Rector’s Address at the Inauguration of the 2016/2017 Academic and Formation year


Your Excellency, Most Rev. Michael O. Elue,

My brother Formators and esteemed Members of the Staff,

Dearly beloved Seminarians,

Ladies and Gentlemen,

May the name of the Lord be blessed both now and forever, Amen.
I heartily welcome you all to this great occasion as we have gathered to officially
inaugurate the 2016/2017 Academic and Formation year. I am very much honoured to welcome in our midst the inaugurating prelate of this academic/formation year,

His Excellency Most Rev. Michael Odogwu Elue, the Catholic Bishop of Issele-Uku
diocese. My Lord, you came all the way from Delta State to identify with the Bigard Family, in spite of your numerous pastoral engagements. We are very much grateful. I sincerely acknowledge the fraternal communion and collaboration that I share and enjoy with my brother formators and the commendable docility of my beloved seminarians. I thank you all.

My dear friends, when we look back through the last academic/formation year, we realize that the steadfastness of God has continued to abound for us and we have enjoyed his infinite mercies and blessings up to this present moment. It is with this sentiment of gratitude to God that we have gathered today to also reflect, evaluate, congratulate, encourage and challenge ourselves as we are faced with a new academic and formation year that is filled with fresh hopes, prospects and opportunities. In the same vein, we congratulate our seminarians who in the past academic/formation year have excelled in learning, character and discipline and all who wholeheartedly and collaboratively pursued our goal of formation as transformation. For those of us who are still hesitant, we enjoin you to wake up to your responsibilities as we work collectively to achieve a more holistic formation here in Bigard.

As we encourage ourselves to open ourselves to the fresh hopes and opportunities that come with this new academic/formation year, it is pertinent to bear in mind that holistic formation and transformation is best achieved when we see ourselves as a communion of persons. (Cf. Our Colloquium Paper). Looking at the world today, it is clear that in spite of technological advancement meant to unite people and nations together, man has continued to move away from his fellow men and thus isolating himself more and more from his true vocation. The result is gross individualism, nepotism, bigotry and sentimentalism that permeate almost every human structure and system. The seminary has been given its own share of the blame as it is accused of failing in its responsibility to ingrain in its candidates this communal spirit and stem off the tidal waves of individualism seen in the Church especially among the priests.
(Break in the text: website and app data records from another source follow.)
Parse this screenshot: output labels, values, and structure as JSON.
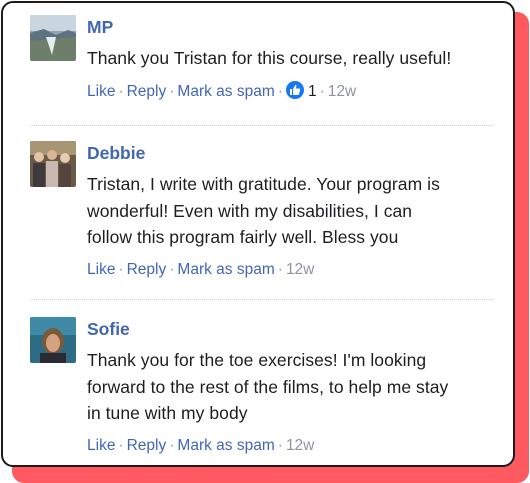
{
  "comments": [
    {
      "author": "MP",
      "text": "Thank you Tristan for this course, really useful!",
      "actions": {
        "like": "Like",
        "reply": "Reply",
        "spam": "Mark as spam"
      },
      "likes": "1",
      "age": "12w"
    },
    {
      "author": "Debbie",
      "text_lines": [
        "Tristan, I write with gratitude. Your program is",
        "wonderful! Even with my disabilities, I can",
        "follow this program fairly well. Bless you"
      ],
      "actions": {
        "like": "Like",
        "reply": "Reply",
        "spam": "Mark as spam"
      },
      "age": "12w"
    },
    {
      "author": "Sofie",
      "text_lines": [
        "Thank you for the toe exercises! I'm looking",
        "forward to the rest of the films, to help me stay",
        "in tune with my body"
      ],
      "actions": {
        "like": "Like",
        "reply": "Reply",
        "spam": "Mark as spam"
      },
      "age": "12w"
    }
  ],
  "separator": "·",
  "colors": {
    "link": "#4267b2",
    "muted": "#90949c",
    "accent_shadow": "#ff5a5f",
    "like_badge": "#1877f2"
  },
  "icons": {
    "like_badge": "thumbs-up-icon"
  }
}
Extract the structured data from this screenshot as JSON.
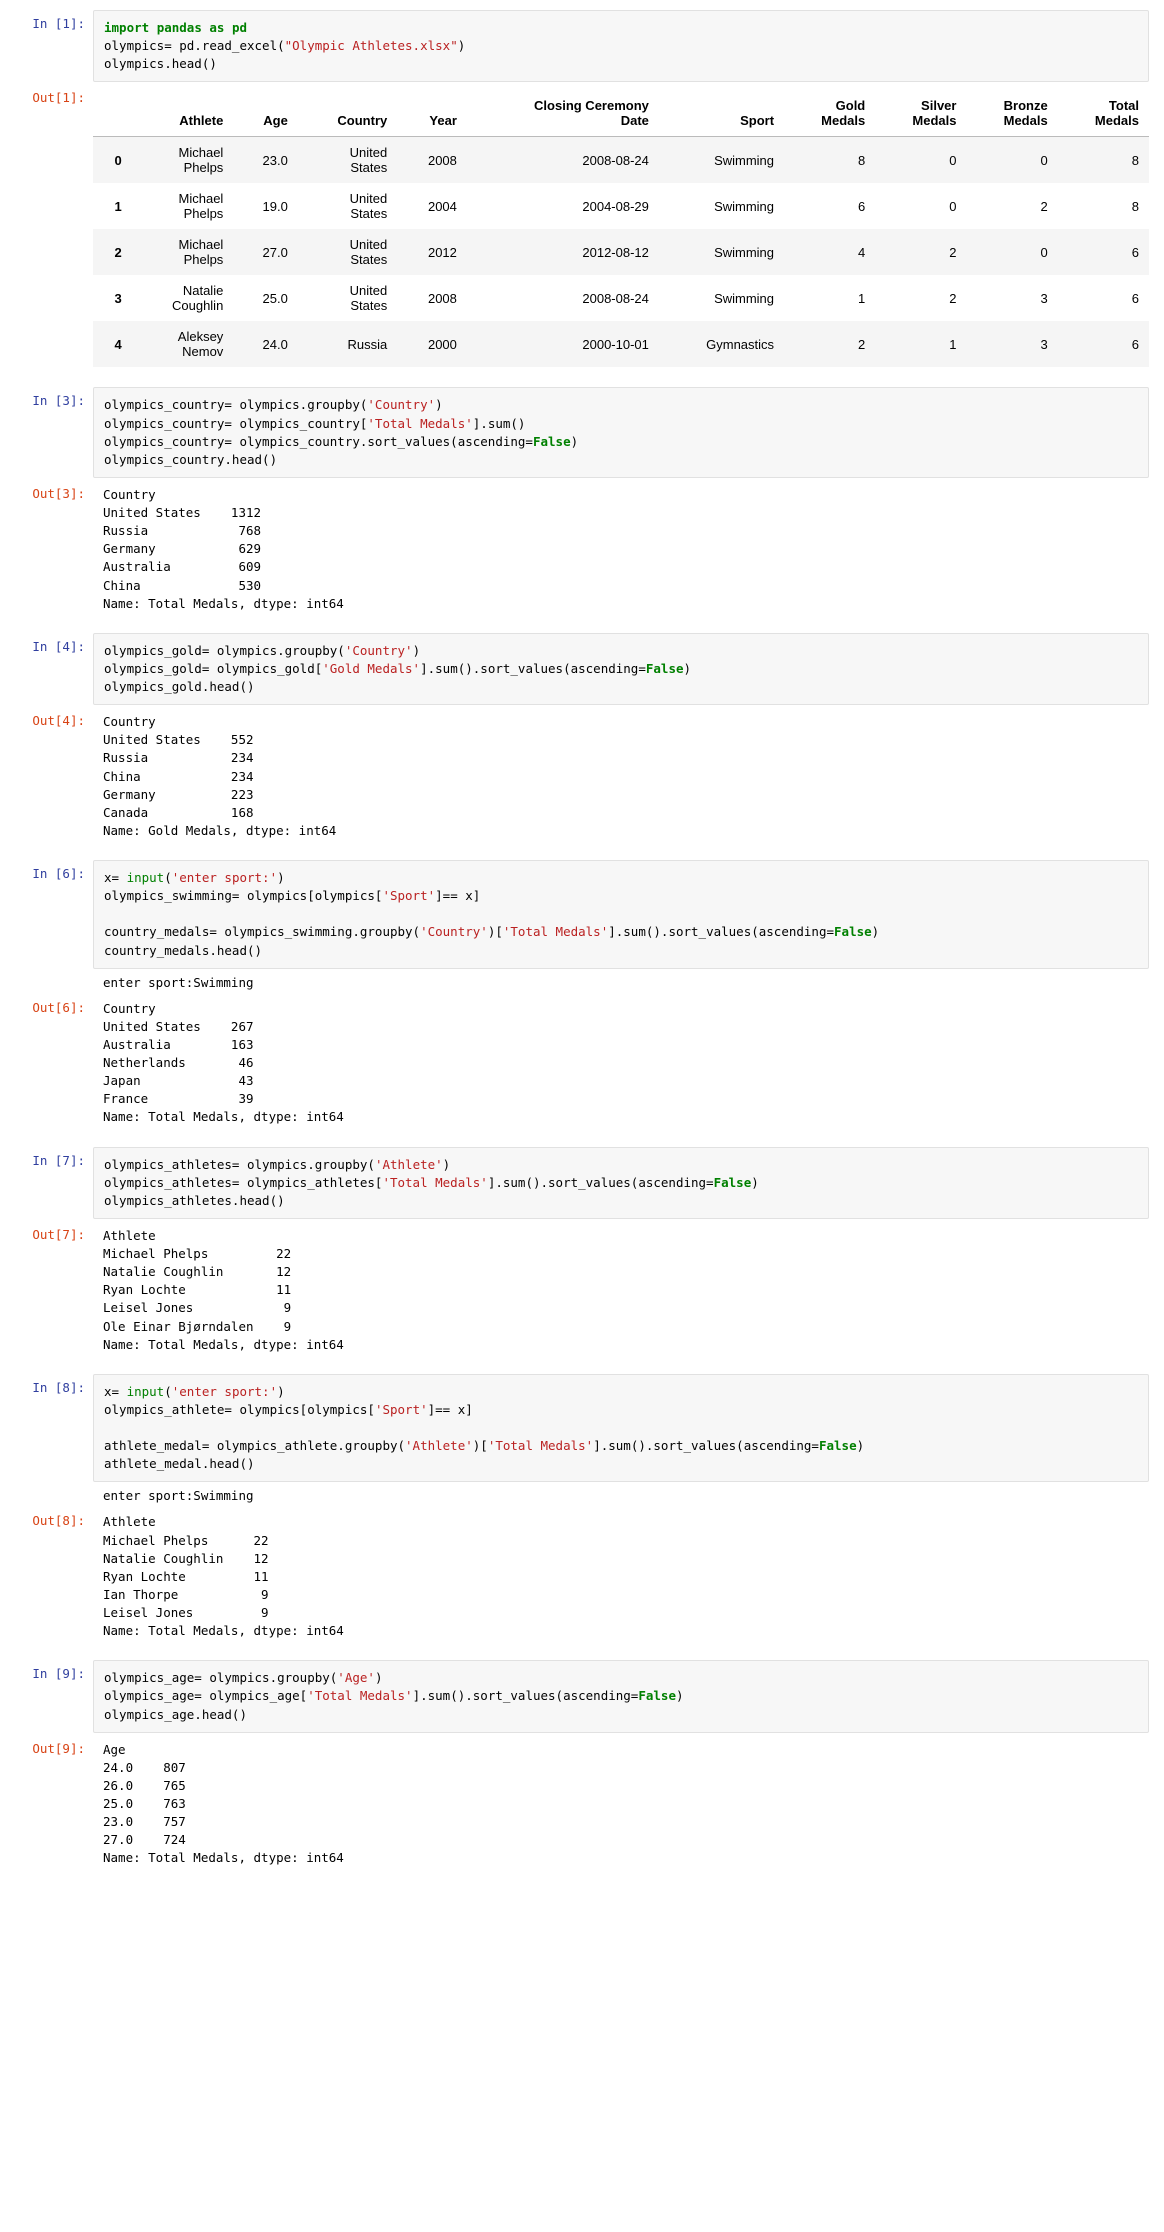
{
  "cells": [
    {
      "type": "code",
      "prompt": "In [1]:",
      "code_html": "<span class='kw-import'>import</span> <span class='kw-bold'>pandas</span> <span class='kw-bold'>as</span> <span class='kw-bold'>pd</span>\nolympics= pd.read_excel(<span class='str'>\"Olympic Athletes.xlsx\"</span>)\nolympics.head()"
    },
    {
      "type": "dataframe",
      "prompt": "Out[1]:",
      "columns": [
        "",
        "Athlete",
        "Age",
        "Country",
        "Year",
        "Closing Ceremony Date",
        "Sport",
        "Gold Medals",
        "Silver Medals",
        "Bronze Medals",
        "Total Medals"
      ],
      "rows": [
        [
          "0",
          "Michael Phelps",
          "23.0",
          "United States",
          "2008",
          "2008-08-24",
          "Swimming",
          "8",
          "0",
          "0",
          "8"
        ],
        [
          "1",
          "Michael Phelps",
          "19.0",
          "United States",
          "2004",
          "2004-08-29",
          "Swimming",
          "6",
          "0",
          "2",
          "8"
        ],
        [
          "2",
          "Michael Phelps",
          "27.0",
          "United States",
          "2012",
          "2012-08-12",
          "Swimming",
          "4",
          "2",
          "0",
          "6"
        ],
        [
          "3",
          "Natalie Coughlin",
          "25.0",
          "United States",
          "2008",
          "2008-08-24",
          "Swimming",
          "1",
          "2",
          "3",
          "6"
        ],
        [
          "4",
          "Aleksey Nemov",
          "24.0",
          "Russia",
          "2000",
          "2000-10-01",
          "Gymnastics",
          "2",
          "1",
          "3",
          "6"
        ]
      ]
    },
    {
      "type": "code",
      "prompt": "In [3]:",
      "code_html": "olympics_country= olympics.groupby(<span class='str'>'Country'</span>)\nolympics_country= olympics_country[<span class='str'>'Total Medals'</span>].sum()\nolympics_country= olympics_country.sort_values(ascending=<span class='kw-bold'>False</span>)\nolympics_country.head()"
    },
    {
      "type": "output",
      "prompt": "Out[3]:",
      "text": "Country\nUnited States    1312\nRussia            768\nGermany           629\nAustralia         609\nChina             530\nName: Total Medals, dtype: int64"
    },
    {
      "type": "code",
      "prompt": "In [4]:",
      "code_html": "olympics_gold= olympics.groupby(<span class='str'>'Country'</span>)\nolympics_gold= olympics_gold[<span class='str'>'Gold Medals'</span>].sum().sort_values(ascending=<span class='kw-bold'>False</span>)\nolympics_gold.head()"
    },
    {
      "type": "output",
      "prompt": "Out[4]:",
      "text": "Country\nUnited States    552\nRussia           234\nChina            234\nGermany          223\nCanada           168\nName: Gold Medals, dtype: int64"
    },
    {
      "type": "code",
      "prompt": "In [6]:",
      "code_html": "x= <span class='builtin'>input</span>(<span class='str'>'enter sport:'</span>)\nolympics_swimming= olympics[olympics[<span class='str'>'Sport'</span>]== x]\n\ncountry_medals= olympics_swimming.groupby(<span class='str'>'Country'</span>)[<span class='str'>'Total Medals'</span>].sum().sort_values(ascending=<span class='kw-bold'>False</span>)\ncountry_medals.head()"
    },
    {
      "type": "stream",
      "prompt": "",
      "text": "enter sport:Swimming"
    },
    {
      "type": "output",
      "prompt": "Out[6]:",
      "text": "Country\nUnited States    267\nAustralia        163\nNetherlands       46\nJapan             43\nFrance            39\nName: Total Medals, dtype: int64"
    },
    {
      "type": "code",
      "prompt": "In [7]:",
      "code_html": "olympics_athletes= olympics.groupby(<span class='str'>'Athlete'</span>)\nolympics_athletes= olympics_athletes[<span class='str'>'Total Medals'</span>].sum().sort_values(ascending=<span class='kw-bold'>False</span>)\nolympics_athletes.head()"
    },
    {
      "type": "output",
      "prompt": "Out[7]:",
      "text": "Athlete\nMichael Phelps         22\nNatalie Coughlin       12\nRyan Lochte            11\nLeisel Jones            9\nOle Einar Bjørndalen    9\nName: Total Medals, dtype: int64"
    },
    {
      "type": "code",
      "prompt": "In [8]:",
      "code_html": "x= <span class='builtin'>input</span>(<span class='str'>'enter sport:'</span>)\nolympics_athlete= olympics[olympics[<span class='str'>'Sport'</span>]== x]\n\nathlete_medal= olympics_athlete.groupby(<span class='str'>'Athlete'</span>)[<span class='str'>'Total Medals'</span>].sum().sort_values(ascending=<span class='kw-bold'>False</span>)\nathlete_medal.head()"
    },
    {
      "type": "stream",
      "prompt": "",
      "text": "enter sport:Swimming"
    },
    {
      "type": "output",
      "prompt": "Out[8]:",
      "text": "Athlete\nMichael Phelps      22\nNatalie Coughlin    12\nRyan Lochte         11\nIan Thorpe           9\nLeisel Jones         9\nName: Total Medals, dtype: int64"
    },
    {
      "type": "code",
      "prompt": "In [9]:",
      "code_html": "olympics_age= olympics.groupby(<span class='str'>'Age'</span>)\nolympics_age= olympics_age[<span class='str'>'Total Medals'</span>].sum().sort_values(ascending=<span class='kw-bold'>False</span>)\nolympics_age.head()"
    },
    {
      "type": "output",
      "prompt": "Out[9]:",
      "text": "Age\n24.0    807\n26.0    765\n25.0    763\n23.0    757\n27.0    724\nName: Total Medals, dtype: int64"
    }
  ]
}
It is in this light that this year’s Colloquium with the theme: The Seminary as a Communion of Persons, makes an urgent demand on us to pull down the walls of individualism, break our cages and empires and obliterate the structures of cliquism,nepotism and sentimentality among us in order to build a communion of persons.

The need to form a communion of persons in the seminary finds its clear and definitive expression in the nature of the seminary as “a community that relives the experiences of the group of twelve who were united to Jesus” (PDV. no. 60). Hence, communion in the seminary must reflect the communion shared by the first Christian community characterized by faithfulness to Christ concretely expressed through exchange of brotherly affections, prayers, shared burdens and responsibilities, and a unity that transcended race, age, sex, culture and class (cf. Acts 4:32-33). This Christian communion is attained through the process of conversion, renunciation and total commitment. It involves “a movement from affirmation of self, in the negation of the other to the affirmation of others, in the negation of self” which is practically expressed through sharing of material goods with others and a total commitment to the word of God lived out in the sacraments and liturgy of the Church. Within this context, forming a communion of persons on the part of seminarians requires a committed resolve to imbibe the qualities that dispose them to life in communion with others. In effect, a seminarian aspiring to the priesthood must have the right intention which is the desire to serve Christ and the Church and a sufficient degree of human maturity, which is the ability to be in control of one’s emotional, sexual and active life. More so, a seminarian must possess a sufficient knowledge of the doctrine of the Church, introduction to forms of prayers, behaviour in conformity with the Christian religion and the right attitude to Christian religion (PDV, 62).

My dear friends, in this academic/formation year, Pope Francis reminds us that “a sense of deep communion … cannot be real if our hearts lack tenderness, compassion and concern for our fellow human beings” (Laudato Si, 91). Therefore as we keep up with the struggle for self-determination and steady progress in every aspect of our formation, let us carry one another along and contribute responsibly to making the Bigard Family a true family, a community of not only academic stalwarts, but men of deep faith, sterling dignity and impeccable character.

I appreciate the unwavering commitment of my brother formators and the openness and malleability of my dear seminarians. We pray the good Lord to keep us  in his love and grant us the graces we need to meet with the demands of this Academic/Formation year. May the joy of the Lord continue to be our strength as we labour in his vineyard. Once again, I say a hearty welcome to you all.

Very Rev. Fr. Dr. Albert Ikpenwa


Leave a Reply